View solution in original post

Highlighted
Hall of Fame Guru

Re: Do routers force larger networks first with VLSM?

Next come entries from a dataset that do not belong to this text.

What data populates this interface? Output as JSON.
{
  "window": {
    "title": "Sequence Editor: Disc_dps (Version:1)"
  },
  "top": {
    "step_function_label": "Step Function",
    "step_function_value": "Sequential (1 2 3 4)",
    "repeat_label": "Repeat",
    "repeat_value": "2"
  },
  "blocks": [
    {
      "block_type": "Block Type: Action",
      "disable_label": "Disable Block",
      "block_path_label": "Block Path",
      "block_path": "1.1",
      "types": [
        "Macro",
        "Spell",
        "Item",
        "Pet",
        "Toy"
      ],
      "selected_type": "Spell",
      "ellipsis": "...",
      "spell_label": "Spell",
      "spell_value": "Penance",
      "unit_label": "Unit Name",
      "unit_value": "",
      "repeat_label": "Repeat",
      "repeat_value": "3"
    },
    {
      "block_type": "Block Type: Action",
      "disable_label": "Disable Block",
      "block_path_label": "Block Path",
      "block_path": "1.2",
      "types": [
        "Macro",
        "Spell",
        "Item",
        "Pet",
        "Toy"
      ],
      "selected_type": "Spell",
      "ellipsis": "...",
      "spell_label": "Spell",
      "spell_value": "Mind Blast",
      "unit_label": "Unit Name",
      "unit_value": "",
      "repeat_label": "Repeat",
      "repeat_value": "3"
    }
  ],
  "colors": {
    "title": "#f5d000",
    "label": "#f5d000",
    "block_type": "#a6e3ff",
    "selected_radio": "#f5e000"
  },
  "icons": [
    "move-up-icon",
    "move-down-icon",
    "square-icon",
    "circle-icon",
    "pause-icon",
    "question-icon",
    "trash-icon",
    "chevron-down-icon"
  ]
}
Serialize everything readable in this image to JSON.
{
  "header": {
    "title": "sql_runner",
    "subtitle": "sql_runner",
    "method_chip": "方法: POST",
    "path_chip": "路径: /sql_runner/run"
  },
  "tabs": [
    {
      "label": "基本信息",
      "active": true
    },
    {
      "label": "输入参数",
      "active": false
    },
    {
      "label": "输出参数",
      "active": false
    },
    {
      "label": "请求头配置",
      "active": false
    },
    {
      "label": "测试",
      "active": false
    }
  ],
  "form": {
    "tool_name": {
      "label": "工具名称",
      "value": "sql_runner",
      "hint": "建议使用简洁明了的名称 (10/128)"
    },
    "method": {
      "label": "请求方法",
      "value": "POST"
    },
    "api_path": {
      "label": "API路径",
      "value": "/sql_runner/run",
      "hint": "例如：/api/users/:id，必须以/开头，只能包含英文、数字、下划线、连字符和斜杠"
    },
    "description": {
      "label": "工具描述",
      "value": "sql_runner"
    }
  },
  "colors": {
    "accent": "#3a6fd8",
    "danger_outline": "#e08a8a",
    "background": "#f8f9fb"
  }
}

There have been several important (and hopefully interesting) aspects to this discussion. Subnetting can get complicated and there are several things to keep in mind. Subnets can be of various sizes and there are the various subnet masks of different lengths and different number of addresses in each length. It seems logical that you could designate a subnet with 4 addresses and right next to it designate a subnet with 16 addresses. But that is not how it works. Every subnet must start on a bit boundary where all of the host bits are zero.

 

There are multiple approaches about how to set up subnetting when using VLSM. Advice that I see frequently is to group together subnets of the same size. This makes it easier to manage. A frequent approach is to start with the larger size subnets and work the sizes down to smaller subnets. I have also seen it done to start with the smallest subnets and work up to the larger subnets. Another approach I have seen is to place the larger subnets at the beginning of the address space, to place the smaller subnets at the end of the address space and to have room in the middle to handle growth of the network.

 

Thank you for marking this question as solved. This will help other participants in the community to identify discussions which have helpful information. This community is an excellent place to ask questions and to learn about networking. I hope to see you continue to be active in the community.

HTH

Rick